On Feb. 28, 2014, Mt. Gox revealed that it had suffered a massive attack, losing 750,000 Bitcoins valued at approximately $473 million at the time. The Mt. Gox failure no doubt had a strong impact on the Bitcoin market and in the overall confidence for the crypto-currency market.
At the end of 2014, I wrote an analysis of the Bitcoin market at the time, which had suffered its worst year ever. On Dec. 29, 2014, Bitcoin was valued at approximately $312 and seem likely to fall even lower. Since 2014, there has not been another Mt.Gox incident. No major Bitcoin exchange has collapsed and while security incidents have occurred, none have been on the same scale.

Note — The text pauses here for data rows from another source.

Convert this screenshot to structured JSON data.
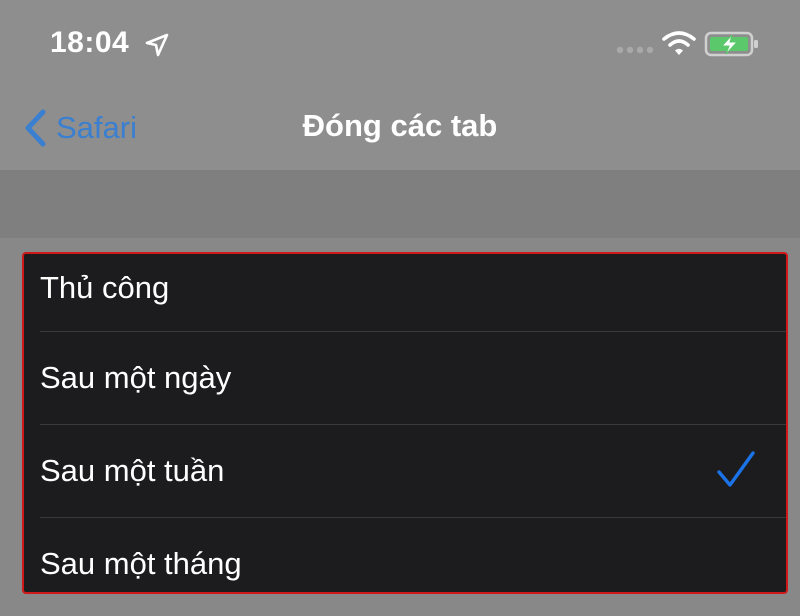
{
  "status_bar": {
    "time": "18:04",
    "icons": [
      "location-icon",
      "signal-icon",
      "wifi-icon",
      "battery-charging-icon"
    ]
  },
  "nav": {
    "back_label": "Safari",
    "title": "Đóng các tab"
  },
  "options": [
    {
      "label": "Thủ công",
      "selected": false
    },
    {
      "label": "Sau một ngày",
      "selected": false
    },
    {
      "label": "Sau một tuần",
      "selected": true
    },
    {
      "label": "Sau một tháng",
      "selected": false
    }
  ],
  "colors": {
    "accent": "#3a7fd0",
    "checkmark": "#1a73e8",
    "highlight_border": "#d01818",
    "battery_fill": "#5cc86c"
  }
}
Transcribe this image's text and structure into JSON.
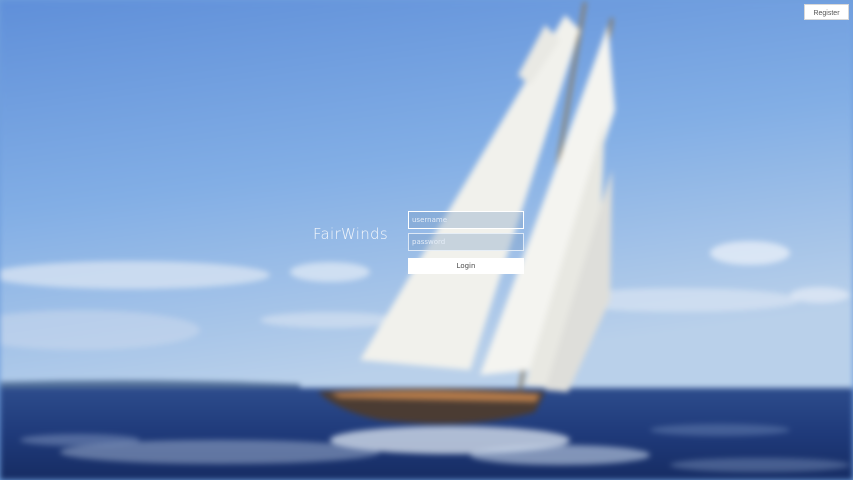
{
  "header": {
    "register_label": "Register"
  },
  "brand": {
    "name": "FairWinds"
  },
  "login": {
    "username_placeholder": "username",
    "username_value": "",
    "password_placeholder": "password",
    "password_value": "",
    "submit_label": "Login"
  },
  "colors": {
    "sky": "#6f9fdc",
    "sea": "#1c3576",
    "sail": "#f2f2ee",
    "button": "#ffffff"
  }
}
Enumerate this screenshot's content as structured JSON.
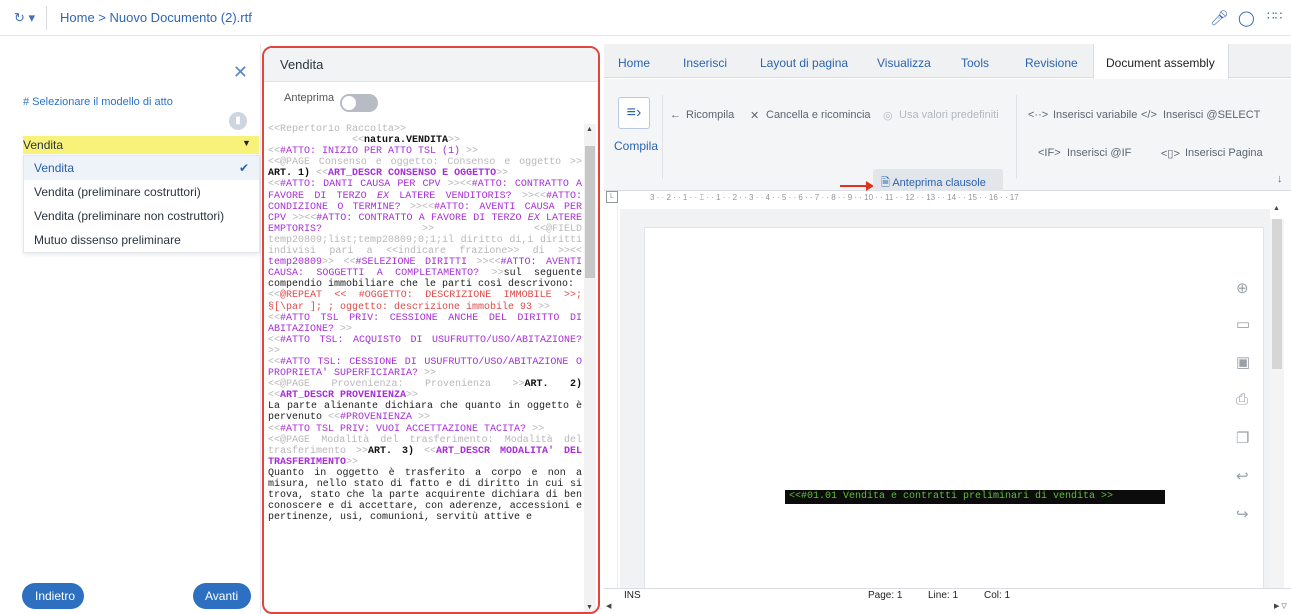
{
  "topbar": {
    "history_icon": "history-icon",
    "breadcrumb": "Home > Nuovo Documento (2).rtf",
    "icons": [
      "microphone-icon",
      "search-icon",
      "apps-grid-icon"
    ]
  },
  "left_panel": {
    "hint": "# Selezionare il modello di atto",
    "selected_value": "Vendita",
    "options": [
      {
        "label": "Vendita",
        "selected": true
      },
      {
        "label": "Vendita (preliminare costruttori)",
        "selected": false
      },
      {
        "label": "Vendita (preliminare non costruttori)",
        "selected": false
      },
      {
        "label": "Mutuo dissenso preliminare",
        "selected": false
      }
    ],
    "back_label": "Indietro",
    "next_label": "Avanti"
  },
  "middle_panel": {
    "title": "Vendita",
    "preview_label": "Anteprima",
    "preview_on": false
  },
  "ribbon": {
    "tabs": [
      "Home",
      "Inserisci",
      "Layout di pagina",
      "Visualizza",
      "Tools",
      "Revisione",
      "Document assembly"
    ],
    "active_tab": "Document assembly",
    "compile": "Compila",
    "recompile": "Ricompila",
    "cancel_restart": "Cancella e ricomincia",
    "use_defaults": "Usa valori predefiniti",
    "preview_clauses": "Anteprima clausole",
    "insert_variable": "Inserisci variabile",
    "insert_select": "Inserisci @SELECT",
    "insert_if": "Inserisci @IF",
    "insert_page": "Inserisci Pagina"
  },
  "document": {
    "black_bar_text": "<<#01.01   Vendita e contratti preliminari di vendita >>"
  },
  "status": {
    "mode": "INS",
    "page": "Page: 1",
    "line": "Line: 1",
    "col": "Col: 1"
  }
}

Back in 2014, I had expected that Bitcoin would still have value, but I didn’t predict a return to the $1,000 range.
Michael Moeser, Director of Payments Practice at Javelin Strategy and Research said that he’s not surprised that the value of Bitcoin is now above $1,000. He noted that Bitcoin’s value has been steadily increasing since January 2016 when its value was $420-$440.
“There are a number of factors influencing its growth, including tighter fiat currency controls, stronger demand and usage and limited increases in Bitcoin supply,” Moesner told eWEEK. “In terms of impact on the ecosystem, we should expect the price of Bitcoin to remain strong and potentially increase in 2017.”
“This will be exacerbated even more so as we see greater adoption of Bitcoin being used to solve cross-border payment challenges,” he said.
Sean Michael Kerner is a senior editor at eWEEK and InternetNews.com. Follow him on Twitter @TechJournalist.